Oh, check out Trisha’s blog at Lake Austin Spa Resort. It’s a team blog, with tips on gardening, exercise, and recipes. I’m drooling over the recipe for Shitake mushroom spring rolls.
This bearded iris has been around the block a few times.
Years ago, I got it from the Iris Society of Austin (watch for their great September sale). I’ve divided and moved it to follow the sun as my garden changed. The insect nymph? Wizzie Brown, Texas AgriLife Entomologist, thinks it may be a katydid nymph.
In the cat cove, last year I built up mounds for blackfoot daisy. Only one made it, now joined by a new Pelargonium sidoides, one of my Tom Peace experiments from South Africa. The winecups are about to take over when the blue-eyed grass goes to seed.
My garden isn’t the tidiest in the world, but it’s my antithesis to the rest of my life, which is highly structured.

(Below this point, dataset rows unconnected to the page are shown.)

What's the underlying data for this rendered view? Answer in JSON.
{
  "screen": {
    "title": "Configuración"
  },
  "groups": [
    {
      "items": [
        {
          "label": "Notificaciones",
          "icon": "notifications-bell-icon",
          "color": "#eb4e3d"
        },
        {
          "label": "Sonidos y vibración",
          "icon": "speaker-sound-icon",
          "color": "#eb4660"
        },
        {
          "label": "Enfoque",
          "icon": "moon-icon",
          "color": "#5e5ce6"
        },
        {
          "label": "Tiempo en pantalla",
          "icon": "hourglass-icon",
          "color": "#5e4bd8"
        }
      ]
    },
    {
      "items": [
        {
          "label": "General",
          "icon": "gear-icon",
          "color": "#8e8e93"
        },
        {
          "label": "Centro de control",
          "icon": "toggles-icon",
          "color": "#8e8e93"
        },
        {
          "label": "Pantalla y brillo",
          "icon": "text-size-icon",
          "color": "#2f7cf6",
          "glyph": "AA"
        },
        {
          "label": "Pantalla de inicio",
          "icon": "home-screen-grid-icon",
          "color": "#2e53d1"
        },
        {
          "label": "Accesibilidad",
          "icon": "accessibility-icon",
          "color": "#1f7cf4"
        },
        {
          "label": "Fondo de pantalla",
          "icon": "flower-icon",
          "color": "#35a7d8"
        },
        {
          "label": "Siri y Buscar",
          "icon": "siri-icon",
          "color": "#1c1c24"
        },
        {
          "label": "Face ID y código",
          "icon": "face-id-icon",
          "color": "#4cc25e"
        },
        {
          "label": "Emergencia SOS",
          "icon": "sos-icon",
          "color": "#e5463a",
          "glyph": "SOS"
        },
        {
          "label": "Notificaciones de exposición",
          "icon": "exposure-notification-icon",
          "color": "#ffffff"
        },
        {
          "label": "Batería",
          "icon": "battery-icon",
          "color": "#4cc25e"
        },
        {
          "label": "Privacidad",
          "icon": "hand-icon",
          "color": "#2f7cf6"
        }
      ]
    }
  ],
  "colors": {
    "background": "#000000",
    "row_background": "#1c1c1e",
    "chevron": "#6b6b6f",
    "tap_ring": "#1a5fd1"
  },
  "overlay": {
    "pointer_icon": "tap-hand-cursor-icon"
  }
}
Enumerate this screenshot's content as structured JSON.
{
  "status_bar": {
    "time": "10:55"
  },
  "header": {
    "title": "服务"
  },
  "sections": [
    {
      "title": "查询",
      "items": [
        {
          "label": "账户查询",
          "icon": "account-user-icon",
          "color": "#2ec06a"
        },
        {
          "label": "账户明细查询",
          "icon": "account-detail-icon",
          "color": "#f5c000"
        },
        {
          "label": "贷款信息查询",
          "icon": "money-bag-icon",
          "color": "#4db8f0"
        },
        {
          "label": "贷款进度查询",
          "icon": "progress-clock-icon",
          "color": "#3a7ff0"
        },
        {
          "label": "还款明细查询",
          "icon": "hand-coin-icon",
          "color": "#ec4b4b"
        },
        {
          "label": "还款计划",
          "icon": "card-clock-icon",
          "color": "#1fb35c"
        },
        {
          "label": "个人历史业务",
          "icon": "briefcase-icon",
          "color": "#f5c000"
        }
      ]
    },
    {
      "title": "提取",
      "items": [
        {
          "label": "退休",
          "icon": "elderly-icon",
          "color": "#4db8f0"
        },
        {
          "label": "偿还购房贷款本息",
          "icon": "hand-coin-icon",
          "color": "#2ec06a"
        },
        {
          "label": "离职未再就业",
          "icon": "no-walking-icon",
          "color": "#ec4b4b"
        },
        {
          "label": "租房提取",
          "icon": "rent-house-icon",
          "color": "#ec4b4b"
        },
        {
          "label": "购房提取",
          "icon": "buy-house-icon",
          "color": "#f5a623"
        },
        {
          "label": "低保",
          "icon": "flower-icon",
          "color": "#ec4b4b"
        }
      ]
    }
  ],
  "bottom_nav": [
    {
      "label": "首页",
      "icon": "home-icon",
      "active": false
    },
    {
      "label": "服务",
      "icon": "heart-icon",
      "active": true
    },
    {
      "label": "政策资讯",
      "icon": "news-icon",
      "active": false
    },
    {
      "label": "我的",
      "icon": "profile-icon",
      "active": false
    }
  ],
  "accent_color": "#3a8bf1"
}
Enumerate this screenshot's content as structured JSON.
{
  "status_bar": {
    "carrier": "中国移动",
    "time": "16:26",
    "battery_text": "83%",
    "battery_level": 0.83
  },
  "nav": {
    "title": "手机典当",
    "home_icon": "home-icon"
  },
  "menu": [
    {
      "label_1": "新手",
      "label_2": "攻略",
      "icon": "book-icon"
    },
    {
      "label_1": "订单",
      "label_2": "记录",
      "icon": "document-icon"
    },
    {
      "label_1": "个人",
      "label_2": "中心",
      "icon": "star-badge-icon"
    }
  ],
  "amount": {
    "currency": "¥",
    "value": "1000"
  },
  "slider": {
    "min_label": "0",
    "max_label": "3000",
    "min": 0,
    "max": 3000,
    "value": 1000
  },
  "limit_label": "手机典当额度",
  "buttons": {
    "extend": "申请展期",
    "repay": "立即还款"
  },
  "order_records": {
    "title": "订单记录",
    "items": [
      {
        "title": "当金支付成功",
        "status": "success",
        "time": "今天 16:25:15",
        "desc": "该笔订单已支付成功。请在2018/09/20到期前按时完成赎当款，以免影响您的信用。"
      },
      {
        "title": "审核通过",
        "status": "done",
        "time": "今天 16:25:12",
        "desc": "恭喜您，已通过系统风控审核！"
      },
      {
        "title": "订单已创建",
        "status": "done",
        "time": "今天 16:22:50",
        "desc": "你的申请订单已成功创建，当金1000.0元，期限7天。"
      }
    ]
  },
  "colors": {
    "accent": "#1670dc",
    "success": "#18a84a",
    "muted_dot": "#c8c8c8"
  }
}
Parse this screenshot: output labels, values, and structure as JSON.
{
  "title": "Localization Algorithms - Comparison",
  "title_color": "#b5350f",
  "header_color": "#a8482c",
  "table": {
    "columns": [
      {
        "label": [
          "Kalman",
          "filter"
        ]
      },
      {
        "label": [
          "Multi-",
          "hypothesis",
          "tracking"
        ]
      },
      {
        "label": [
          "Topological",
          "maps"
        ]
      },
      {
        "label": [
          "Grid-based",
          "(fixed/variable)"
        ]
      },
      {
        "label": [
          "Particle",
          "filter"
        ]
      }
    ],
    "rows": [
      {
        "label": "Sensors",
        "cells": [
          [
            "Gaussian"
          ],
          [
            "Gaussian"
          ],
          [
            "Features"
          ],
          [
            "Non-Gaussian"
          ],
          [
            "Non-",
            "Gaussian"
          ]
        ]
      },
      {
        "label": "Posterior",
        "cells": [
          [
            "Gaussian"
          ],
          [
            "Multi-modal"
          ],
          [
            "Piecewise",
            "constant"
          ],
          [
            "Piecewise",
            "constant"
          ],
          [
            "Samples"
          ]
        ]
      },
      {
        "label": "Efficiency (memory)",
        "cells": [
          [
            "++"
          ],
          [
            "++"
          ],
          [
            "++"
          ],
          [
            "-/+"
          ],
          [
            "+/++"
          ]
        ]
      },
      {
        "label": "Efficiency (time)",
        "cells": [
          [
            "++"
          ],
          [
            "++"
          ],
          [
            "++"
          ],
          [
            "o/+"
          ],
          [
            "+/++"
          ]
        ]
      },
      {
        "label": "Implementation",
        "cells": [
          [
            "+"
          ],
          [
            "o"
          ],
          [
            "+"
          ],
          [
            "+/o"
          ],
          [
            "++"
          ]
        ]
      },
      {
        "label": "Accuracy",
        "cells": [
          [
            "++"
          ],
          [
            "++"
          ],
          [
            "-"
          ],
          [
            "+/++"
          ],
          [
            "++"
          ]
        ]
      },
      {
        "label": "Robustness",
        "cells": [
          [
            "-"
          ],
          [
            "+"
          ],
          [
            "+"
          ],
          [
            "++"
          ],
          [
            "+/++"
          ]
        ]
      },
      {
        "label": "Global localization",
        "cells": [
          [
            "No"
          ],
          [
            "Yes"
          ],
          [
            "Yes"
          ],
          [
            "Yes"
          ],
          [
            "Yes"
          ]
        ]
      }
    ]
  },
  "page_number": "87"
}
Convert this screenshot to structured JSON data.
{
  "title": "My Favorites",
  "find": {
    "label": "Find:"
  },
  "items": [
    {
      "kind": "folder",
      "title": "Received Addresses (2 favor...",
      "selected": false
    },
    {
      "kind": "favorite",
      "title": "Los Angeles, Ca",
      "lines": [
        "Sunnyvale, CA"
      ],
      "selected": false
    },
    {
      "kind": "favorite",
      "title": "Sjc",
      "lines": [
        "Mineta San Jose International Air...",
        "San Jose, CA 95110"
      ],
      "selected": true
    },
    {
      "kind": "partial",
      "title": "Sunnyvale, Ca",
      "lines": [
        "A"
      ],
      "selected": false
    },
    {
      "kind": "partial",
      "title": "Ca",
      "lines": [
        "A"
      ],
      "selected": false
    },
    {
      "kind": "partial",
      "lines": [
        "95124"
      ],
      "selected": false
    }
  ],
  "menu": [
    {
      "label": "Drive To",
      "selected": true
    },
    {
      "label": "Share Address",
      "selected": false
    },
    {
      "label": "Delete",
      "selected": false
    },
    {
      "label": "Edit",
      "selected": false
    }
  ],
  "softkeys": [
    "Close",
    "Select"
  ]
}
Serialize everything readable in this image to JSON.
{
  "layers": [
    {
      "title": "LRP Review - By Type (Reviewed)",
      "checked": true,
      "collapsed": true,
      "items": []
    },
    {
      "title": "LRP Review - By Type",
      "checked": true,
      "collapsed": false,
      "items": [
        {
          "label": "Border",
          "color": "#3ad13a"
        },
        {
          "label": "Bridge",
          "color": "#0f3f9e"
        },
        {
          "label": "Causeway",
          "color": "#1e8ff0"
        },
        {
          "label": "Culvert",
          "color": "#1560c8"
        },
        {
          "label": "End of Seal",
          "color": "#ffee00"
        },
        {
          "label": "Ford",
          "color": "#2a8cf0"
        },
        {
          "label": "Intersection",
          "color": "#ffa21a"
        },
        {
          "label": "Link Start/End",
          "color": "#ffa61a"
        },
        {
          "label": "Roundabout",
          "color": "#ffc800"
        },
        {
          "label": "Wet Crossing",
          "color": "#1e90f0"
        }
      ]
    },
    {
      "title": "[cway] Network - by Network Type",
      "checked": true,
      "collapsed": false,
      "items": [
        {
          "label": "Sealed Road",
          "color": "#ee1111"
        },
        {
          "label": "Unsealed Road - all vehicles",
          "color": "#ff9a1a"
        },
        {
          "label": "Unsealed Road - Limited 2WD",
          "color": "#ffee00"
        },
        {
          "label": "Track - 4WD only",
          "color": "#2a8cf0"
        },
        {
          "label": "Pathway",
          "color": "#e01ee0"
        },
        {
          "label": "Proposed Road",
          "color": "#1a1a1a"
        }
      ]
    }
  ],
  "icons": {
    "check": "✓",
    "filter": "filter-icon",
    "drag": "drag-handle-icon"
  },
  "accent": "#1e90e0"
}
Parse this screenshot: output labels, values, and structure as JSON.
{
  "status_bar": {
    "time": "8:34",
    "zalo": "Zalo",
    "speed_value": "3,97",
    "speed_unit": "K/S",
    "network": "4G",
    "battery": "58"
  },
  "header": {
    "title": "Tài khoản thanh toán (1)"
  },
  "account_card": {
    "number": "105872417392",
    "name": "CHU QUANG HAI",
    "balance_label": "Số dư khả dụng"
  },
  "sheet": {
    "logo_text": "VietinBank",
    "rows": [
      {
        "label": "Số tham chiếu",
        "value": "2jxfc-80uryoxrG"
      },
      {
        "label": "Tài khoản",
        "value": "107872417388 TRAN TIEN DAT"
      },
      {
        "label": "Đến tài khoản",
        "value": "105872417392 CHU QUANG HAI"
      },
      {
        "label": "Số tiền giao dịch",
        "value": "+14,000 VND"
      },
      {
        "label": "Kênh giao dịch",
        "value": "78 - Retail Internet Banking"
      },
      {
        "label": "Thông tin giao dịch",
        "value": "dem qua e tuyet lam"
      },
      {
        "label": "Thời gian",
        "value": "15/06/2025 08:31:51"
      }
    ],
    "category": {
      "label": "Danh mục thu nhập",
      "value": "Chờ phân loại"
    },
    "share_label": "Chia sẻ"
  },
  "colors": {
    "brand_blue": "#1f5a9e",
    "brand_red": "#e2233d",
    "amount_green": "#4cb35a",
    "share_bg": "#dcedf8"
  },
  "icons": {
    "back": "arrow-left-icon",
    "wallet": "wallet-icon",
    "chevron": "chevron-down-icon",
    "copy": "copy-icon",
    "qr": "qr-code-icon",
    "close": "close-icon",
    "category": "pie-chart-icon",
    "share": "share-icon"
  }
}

It’s also a chance to experiment, without impacting anyone but myself. Well, except for the wildlife.
Someone who has impacted the botanical world with his experiments is John G. Fairey of Peckerwood Garden. This week on CTG, we are most honored to have met with him and taped the gardens in late February. See how his vision and tireless energy brought us new garden vocabulary, like this Dioon edule.
As always, CTG’s director Ed Fuentes was behind the camera, focusing his incredible eye on discoveries to include our viewers in our experience.
For this intense shoot, we had the rare luxury of a second camera, with talented Derek Joyoprayitno.
Steve Maedl, the guy who can do anything, sets up our lighting for John’s interview.
Freelancers all, you’ll see their names on many credit rolls, and of course, on KLRU’s Austin City Limits.
One Peckerwood trick I must show you is how they shade new plants.
This is essential when you move a plant in the heat, or start it as a tiny one in baking conditions. Beats my newspaper on a stick!
Peckerwood maintains but a small staff, and even they volunteer at Open Days and their other special events. I thank Connie Stegen, who helped organize this shoot. I also thank The Garden Conservancy for their support of this botanical treasure.
Yucca Do Nursery, started by John Fairey and Carl Schoenfeld, has moved off site to Giddings, but the mission remains the same: collecting, testing, and propagating unique and endangered plants. This week, Tom meets with Wade Roitsch about cold-hardy agaves, aloes and other Yucca Do favorites.
Watch online to see it all, get Daphne’s explanation on mountain laurels not blooming, John Dromgoole’s info on fertilizers, and Wade’s plant list.
Thanks to Bill Welch, John Fairey, Yucca Do, and all of you, we celebrate gardens of new discoveries, knowledge, and heritage to carry on botanical wonder and joy. CTG is so proud to be part of this avenue.
Finally, here’s a garden tour for you to gather some ideas. Launch 787 and Mosaic at Mueller hosts the 2010 Outdoor Living Tour: A Glimpse into Your Neighbor’s Backyard this Saturday, April 17. Looks fabulous!
Until next week, Linda